] investigated the impact of 4 g of omega-3-acid ethyl esters (1520 mg DHA plus 1840 mg EPA) for 12 weeks on the inflammatory profile of HIV subjects treated with ART and described no changes in hs-CRP. Similarly, Metkus et al.
] assessed the effect of 3.6 g omega-3-acid ethyl esters for eight weeks on inflammatory markers of HIV subjects and did not observe significant reduction in hs-CRP, making it unlikely that our findings were the consequence of an inadequate dose of the fatty acids. Moreover, our exclusion of data from subjects with high levels of CRP would have minimized the influence of intercurrent infection.
The mechanisms whereby marine omega-3 fatty acids might modulate inflammation include acting through a reduction and increase, respectively, of inflammatory and anti-inflammatory mediators. According to James et al.
] doses of 2400 mg to 4500 mg of EPA + DHA can reduce monocyte synthesis of TNF-alpha and IL1-beta in healthy subjects and in those with rheumatoid arthritis. The ingestion of fish oil results in an elevated concentration of EPA and DHA in inflammatory cells. Consequently, there is a decrease in production of some eicosanoids such as prostaglandins E2 (PGE2), which induces the production of IL-6; and leucotriene B4 (LTB4), a chemotactic agent involved in the stimulation of macrophage production of IL-6, IL-1beta and TNF-alpha [14
]. EPA is a substrate of cyclooxygenase and lipoxygenase enzymes and is converted to anti-inflammatory eicosanoids such as those of the PG3 and LT5 series [15

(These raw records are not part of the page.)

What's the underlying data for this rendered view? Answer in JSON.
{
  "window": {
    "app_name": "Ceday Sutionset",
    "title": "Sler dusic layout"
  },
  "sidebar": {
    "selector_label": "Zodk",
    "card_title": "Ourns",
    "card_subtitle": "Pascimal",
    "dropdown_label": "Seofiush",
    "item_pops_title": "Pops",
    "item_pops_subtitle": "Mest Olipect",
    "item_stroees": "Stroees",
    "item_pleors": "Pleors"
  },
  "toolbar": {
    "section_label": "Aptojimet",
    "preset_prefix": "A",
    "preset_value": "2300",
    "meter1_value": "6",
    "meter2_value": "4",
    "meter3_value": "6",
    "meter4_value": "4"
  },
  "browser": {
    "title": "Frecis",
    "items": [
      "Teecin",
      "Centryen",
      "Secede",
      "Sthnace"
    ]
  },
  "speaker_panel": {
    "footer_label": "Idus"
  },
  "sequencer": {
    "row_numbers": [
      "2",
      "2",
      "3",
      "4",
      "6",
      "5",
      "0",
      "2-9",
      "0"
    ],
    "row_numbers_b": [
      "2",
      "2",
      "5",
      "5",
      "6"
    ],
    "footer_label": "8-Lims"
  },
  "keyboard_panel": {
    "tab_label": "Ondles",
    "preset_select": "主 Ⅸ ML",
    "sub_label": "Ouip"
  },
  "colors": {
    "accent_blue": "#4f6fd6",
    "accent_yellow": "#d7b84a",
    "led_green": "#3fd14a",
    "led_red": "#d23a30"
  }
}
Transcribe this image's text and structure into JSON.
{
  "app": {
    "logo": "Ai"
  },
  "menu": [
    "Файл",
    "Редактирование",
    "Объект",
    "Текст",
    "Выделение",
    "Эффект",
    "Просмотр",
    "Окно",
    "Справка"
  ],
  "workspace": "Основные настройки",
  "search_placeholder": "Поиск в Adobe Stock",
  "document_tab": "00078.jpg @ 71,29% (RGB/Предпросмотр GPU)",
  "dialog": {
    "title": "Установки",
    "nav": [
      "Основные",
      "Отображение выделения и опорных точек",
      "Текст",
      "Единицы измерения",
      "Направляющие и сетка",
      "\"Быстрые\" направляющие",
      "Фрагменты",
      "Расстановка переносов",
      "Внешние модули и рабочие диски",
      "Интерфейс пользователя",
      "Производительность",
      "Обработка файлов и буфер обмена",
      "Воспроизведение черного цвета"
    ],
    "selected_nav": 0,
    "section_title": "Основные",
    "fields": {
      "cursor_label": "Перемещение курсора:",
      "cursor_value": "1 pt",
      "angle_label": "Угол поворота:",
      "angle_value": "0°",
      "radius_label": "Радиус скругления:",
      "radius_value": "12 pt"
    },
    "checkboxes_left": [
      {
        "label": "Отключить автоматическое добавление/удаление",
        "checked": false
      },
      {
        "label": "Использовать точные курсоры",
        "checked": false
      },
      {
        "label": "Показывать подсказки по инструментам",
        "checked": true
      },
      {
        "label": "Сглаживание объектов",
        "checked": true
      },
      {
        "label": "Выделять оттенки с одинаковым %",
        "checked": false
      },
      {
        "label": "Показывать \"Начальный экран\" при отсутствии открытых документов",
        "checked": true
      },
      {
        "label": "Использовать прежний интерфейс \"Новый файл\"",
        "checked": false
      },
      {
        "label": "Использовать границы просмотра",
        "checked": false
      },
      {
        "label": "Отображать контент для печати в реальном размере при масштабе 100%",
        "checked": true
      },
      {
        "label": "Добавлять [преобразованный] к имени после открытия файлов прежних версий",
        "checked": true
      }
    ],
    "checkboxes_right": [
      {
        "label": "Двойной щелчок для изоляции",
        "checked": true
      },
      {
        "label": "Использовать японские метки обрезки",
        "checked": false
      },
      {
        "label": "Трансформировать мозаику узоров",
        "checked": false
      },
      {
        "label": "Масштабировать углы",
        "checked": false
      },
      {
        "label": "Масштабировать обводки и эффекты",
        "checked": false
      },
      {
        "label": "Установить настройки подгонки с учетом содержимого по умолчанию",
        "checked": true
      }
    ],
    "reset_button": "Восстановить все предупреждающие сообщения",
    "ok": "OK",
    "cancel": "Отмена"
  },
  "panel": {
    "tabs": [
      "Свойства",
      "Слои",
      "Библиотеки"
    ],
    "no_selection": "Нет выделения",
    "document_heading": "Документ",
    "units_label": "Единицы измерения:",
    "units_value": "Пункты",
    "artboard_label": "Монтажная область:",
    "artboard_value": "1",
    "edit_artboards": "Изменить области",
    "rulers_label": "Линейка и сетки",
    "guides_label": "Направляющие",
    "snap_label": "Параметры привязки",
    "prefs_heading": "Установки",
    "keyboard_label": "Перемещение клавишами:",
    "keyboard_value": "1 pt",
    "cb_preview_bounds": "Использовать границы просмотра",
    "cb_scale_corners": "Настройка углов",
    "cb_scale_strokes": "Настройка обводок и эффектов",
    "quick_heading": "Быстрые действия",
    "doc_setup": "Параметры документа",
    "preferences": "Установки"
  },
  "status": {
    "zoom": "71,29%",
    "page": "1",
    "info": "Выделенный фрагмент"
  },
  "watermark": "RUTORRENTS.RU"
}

]. Moreover, EPA and DHA are enzymatically converted into resolvins and protectins, which mediate resolution of acute phase reactions [16
]. These novels mediators are involved in blocking T-cell migration and promoting apoptosis, as well as in blocking neutrophil migration, infiltration and recruitment [17
]. In the trial by Thusgaard et al.
] a significant rise in LTB5, an anti-inflammatory factor, was noted with supplementation of omega-3 fatty acids. Thus, further investigations should consider the assessment of more sensitive inflammatory markers to evaluate the effects of marine omega-3 fatty acids in HIV-infected subjects on ART.